:: TASK OBJECTIVE ::
Exact repetition is required: reproduce every line of the data.

:: DATA SUPPLIED ::

★ ★ ★ ★

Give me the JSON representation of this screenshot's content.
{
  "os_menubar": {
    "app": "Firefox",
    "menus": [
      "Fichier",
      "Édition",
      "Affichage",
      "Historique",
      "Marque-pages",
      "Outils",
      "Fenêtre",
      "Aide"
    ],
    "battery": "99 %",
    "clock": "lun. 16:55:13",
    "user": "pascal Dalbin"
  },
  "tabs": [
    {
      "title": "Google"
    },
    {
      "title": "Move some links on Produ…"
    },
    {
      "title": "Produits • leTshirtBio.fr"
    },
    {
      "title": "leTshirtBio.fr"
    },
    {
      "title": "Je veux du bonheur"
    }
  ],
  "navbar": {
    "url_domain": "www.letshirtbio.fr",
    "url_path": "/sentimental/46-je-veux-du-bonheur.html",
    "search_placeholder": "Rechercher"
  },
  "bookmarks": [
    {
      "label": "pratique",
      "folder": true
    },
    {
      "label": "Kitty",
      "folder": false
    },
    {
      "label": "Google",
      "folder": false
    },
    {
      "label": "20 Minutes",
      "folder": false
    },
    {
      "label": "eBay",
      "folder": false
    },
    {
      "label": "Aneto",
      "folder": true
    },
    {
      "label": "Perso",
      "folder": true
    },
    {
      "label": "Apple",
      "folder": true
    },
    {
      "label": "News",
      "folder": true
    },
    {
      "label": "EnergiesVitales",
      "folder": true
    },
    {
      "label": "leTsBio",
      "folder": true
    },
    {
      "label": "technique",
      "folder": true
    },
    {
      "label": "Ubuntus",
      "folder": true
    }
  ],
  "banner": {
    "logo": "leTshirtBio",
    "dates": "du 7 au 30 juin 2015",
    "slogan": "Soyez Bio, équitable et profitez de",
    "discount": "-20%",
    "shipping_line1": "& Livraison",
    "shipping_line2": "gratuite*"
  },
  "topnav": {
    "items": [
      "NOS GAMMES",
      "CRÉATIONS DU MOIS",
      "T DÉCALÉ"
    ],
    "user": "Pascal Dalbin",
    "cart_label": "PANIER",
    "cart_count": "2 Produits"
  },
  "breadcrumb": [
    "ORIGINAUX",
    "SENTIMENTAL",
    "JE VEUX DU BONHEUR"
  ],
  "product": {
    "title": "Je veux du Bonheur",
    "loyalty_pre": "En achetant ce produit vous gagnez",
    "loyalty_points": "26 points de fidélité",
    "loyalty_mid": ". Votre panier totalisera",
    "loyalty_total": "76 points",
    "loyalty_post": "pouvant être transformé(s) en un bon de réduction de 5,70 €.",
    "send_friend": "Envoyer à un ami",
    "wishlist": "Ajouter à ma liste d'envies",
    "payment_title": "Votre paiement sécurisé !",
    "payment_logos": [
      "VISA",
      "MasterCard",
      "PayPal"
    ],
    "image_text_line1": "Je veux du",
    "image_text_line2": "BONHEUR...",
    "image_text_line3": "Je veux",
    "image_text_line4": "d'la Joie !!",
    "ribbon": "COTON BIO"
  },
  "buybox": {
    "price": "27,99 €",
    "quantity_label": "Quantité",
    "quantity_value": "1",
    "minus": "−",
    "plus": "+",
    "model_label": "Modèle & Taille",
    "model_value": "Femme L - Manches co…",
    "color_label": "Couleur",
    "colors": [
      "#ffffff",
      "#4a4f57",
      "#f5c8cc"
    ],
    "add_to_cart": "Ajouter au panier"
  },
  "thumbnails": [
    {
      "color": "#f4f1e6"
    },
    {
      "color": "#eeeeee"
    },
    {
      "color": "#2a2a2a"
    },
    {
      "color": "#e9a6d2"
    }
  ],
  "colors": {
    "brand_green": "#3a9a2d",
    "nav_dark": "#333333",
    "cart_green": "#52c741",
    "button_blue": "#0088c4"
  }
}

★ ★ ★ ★

:: REPLY TO THE EXERCISE ::
Give me the JSON representation of this screenshot's content.
{
  "os_menubar": {
    "app": "Firefox",
    "menus": [
      "Fichier",
      "Édition",
      "Affichage",
      "Historique",
      "Marque-pages",
      "Outils",
      "Fenêtre",
      "Aide"
    ],
    "battery": "99 %",
    "clock": "lun. 16:55:13",
    "user": "pascal Dalbin"
  },
  "tabs": [
    {
      "title": "Google"
    },
    {
      "title": "Move some links on Produ…"
    },
    {
      "title": "Produits • leTshirtBio.fr"
    },
    {
      "title": "leTshirtBio.fr"
    },
    {
      "title": "Je veux du bonheur"
    }
  ],
  "navbar": {
    "url_domain": "www.letshirtbio.fr",
    "url_path": "/sentimental/46-je-veux-du-bonheur.html",
    "search_placeholder": "Rechercher"
  },
  "bookmarks": [
    {
      "label": "pratique",
      "folder": true
    },
    {
      "label": "Kitty",
      "folder": false
    },
    {
      "label": "Google",
      "folder": false
    },
    {
      "label": "20 Minutes",
      "folder": false
    },
    {
      "label": "eBay",
      "folder": false
    },
    {
      "label": "Aneto",
      "folder": true
    },
    {
      "label": "Perso",
      "folder": true
    },
    {
      "label": "Apple",
      "folder": true
    },
    {
      "label": "News",
      "folder": true
    },
    {
      "label": "EnergiesVitales",
      "folder": true
    },
    {
      "label": "leTsBio",
      "folder": true
    },
    {
      "label": "technique",
      "folder": true
    },
    {
      "label": "Ubuntus",
      "folder": true
    }
  ],
  "banner": {
    "logo": "leTshirtBio",
    "dates": "du 7 au 30 juin 2015",
    "slogan": "Soyez Bio, équitable et profitez de",
    "discount": "-20%",
    "shipping_line1": "& Livraison",
    "shipping_line2": "gratuite*"
  },
  "topnav": {
    "items": [
      "NOS GAMMES",
      "CRÉATIONS DU MOIS",
      "T DÉCALÉ"
    ],
    "user": "Pascal Dalbin",
    "cart_label": "PANIER",
    "cart_count": "2 Produits"
  },
  "breadcrumb": [
    "ORIGINAUX",
    "SENTIMENTAL",
    "JE VEUX DU BONHEUR"
  ],
  "product": {
    "title": "Je veux du Bonheur",
    "loyalty_pre": "En achetant ce produit vous gagnez",
    "loyalty_points": "26 points de fidélité",
    "loyalty_mid": ". Votre panier totalisera",
    "loyalty_total": "76 points",
    "loyalty_post": "pouvant être transformé(s) en un bon de réduction de 5,70 €.",
    "send_friend": "Envoyer à un ami",
    "wishlist": "Ajouter à ma liste d'envies",
    "payment_title": "Votre paiement sécurisé !",
    "payment_logos": [
      "VISA",
      "MasterCard",
      "PayPal"
    ],
    "image_text_line1": "Je veux du",
    "image_text_line2": "BONHEUR...",
    "image_text_line3": "Je veux",
    "image_text_line4": "d'la Joie !!",
    "ribbon": "COTON BIO"
  },
  "buybox": {
    "price": "27,99 €",
    "quantity_label": "Quantité",
    "quantity_value": "1",
    "minus": "−",
    "plus": "+",
    "model_label": "Modèle & Taille",
    "model_value": "Femme L - Manches co…",
    "color_label": "Couleur",
    "colors": [
      "#ffffff",
      "#4a4f57",
      "#f5c8cc"
    ],
    "add_to_cart": "Ajouter au panier"
  },
  "thumbnails": [
    {
      "color": "#f4f1e6"
    },
    {
      "color": "#eeeeee"
    },
    {
      "color": "#2a2a2a"
    },
    {
      "color": "#e9a6d2"
    }
  ],
  "colors": {
    "brand_green": "#3a9a2d",
    "nav_dark": "#333333",
    "cart_green": "#52c741",
    "button_blue": "#0088c4"
  }
}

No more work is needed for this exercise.